[Stored items]
*-*-*
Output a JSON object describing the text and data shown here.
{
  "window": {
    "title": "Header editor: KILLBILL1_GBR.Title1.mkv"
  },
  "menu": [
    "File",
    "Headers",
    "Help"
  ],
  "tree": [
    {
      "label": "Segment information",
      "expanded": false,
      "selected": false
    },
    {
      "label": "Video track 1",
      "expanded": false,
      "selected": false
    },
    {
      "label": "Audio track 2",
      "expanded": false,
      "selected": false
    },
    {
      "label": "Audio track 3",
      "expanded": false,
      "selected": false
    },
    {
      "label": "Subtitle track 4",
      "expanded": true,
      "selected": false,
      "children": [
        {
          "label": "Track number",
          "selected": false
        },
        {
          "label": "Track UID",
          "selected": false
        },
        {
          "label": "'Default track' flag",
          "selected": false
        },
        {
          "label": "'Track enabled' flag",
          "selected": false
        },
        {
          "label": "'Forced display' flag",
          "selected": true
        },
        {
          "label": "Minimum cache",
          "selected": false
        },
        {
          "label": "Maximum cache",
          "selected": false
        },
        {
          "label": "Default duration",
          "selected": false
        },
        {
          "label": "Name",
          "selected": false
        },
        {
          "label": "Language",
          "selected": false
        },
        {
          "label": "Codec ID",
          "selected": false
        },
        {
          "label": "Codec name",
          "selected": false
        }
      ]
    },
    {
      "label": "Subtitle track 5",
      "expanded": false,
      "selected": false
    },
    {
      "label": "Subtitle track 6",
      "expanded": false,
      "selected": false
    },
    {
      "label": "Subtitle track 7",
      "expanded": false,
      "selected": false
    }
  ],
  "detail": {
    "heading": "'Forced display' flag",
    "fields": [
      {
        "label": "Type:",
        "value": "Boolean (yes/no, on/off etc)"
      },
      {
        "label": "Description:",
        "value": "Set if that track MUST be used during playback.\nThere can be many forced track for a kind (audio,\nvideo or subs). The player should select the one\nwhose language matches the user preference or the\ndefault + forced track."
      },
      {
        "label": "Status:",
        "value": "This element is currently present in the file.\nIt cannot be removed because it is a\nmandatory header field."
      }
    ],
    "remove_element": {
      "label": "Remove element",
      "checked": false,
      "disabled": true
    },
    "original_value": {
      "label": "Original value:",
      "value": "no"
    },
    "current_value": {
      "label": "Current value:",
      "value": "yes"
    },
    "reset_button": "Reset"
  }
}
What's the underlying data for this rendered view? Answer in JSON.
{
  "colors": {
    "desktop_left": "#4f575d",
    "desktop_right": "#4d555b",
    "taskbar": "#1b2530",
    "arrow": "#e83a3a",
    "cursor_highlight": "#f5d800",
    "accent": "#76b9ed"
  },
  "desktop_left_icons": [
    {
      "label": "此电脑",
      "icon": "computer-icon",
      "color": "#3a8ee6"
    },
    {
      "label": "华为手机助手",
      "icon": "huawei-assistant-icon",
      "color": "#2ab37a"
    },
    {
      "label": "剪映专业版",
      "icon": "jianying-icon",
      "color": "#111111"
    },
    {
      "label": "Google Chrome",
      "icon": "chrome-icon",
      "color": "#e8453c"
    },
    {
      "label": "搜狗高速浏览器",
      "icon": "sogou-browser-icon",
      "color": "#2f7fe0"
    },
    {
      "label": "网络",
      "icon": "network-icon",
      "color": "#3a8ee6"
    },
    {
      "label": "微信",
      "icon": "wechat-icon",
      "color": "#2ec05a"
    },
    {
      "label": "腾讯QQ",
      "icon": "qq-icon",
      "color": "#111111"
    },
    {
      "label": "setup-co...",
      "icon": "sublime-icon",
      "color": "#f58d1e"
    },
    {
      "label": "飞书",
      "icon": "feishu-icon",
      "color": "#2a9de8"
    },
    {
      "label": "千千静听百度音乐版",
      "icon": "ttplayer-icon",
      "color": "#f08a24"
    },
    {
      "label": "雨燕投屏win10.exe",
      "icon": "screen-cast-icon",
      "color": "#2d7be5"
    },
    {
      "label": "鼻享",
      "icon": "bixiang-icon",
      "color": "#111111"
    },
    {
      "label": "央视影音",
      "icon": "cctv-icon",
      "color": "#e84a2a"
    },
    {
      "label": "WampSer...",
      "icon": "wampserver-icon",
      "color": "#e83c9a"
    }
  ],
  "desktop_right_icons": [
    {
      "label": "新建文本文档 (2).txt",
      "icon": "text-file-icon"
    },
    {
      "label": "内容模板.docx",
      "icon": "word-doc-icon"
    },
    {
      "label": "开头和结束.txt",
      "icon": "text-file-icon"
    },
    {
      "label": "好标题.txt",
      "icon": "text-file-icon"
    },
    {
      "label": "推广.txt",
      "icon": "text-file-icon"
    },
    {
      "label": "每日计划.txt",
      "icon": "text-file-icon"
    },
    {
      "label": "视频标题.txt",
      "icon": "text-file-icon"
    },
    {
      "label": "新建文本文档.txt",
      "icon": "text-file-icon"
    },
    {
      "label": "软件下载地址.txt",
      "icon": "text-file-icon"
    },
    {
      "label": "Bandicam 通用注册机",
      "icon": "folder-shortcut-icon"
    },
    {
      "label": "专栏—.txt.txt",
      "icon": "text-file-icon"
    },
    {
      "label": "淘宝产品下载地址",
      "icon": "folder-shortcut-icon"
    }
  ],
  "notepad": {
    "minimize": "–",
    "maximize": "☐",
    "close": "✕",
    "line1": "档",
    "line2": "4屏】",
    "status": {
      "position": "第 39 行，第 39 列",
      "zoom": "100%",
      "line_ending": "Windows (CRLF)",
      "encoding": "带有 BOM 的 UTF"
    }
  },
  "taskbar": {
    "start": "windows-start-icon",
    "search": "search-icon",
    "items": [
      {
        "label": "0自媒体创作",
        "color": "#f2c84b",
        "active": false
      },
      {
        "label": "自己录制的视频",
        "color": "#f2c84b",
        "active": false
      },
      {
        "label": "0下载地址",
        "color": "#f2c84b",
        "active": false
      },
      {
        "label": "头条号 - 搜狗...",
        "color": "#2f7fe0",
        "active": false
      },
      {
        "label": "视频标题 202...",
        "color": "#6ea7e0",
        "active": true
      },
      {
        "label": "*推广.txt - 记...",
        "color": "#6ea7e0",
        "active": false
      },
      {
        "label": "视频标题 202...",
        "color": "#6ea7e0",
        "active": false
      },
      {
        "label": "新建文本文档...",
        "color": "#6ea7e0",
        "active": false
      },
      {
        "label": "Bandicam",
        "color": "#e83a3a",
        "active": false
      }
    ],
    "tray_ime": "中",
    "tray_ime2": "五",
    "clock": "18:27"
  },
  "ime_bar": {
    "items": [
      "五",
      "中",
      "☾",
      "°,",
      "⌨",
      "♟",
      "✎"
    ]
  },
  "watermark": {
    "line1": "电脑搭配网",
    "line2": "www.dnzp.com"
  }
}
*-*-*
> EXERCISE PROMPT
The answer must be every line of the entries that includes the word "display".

> OUTPUT OF THE TASK
          "label": "'Forced display' flag",
    "heading": "'Forced display' flag",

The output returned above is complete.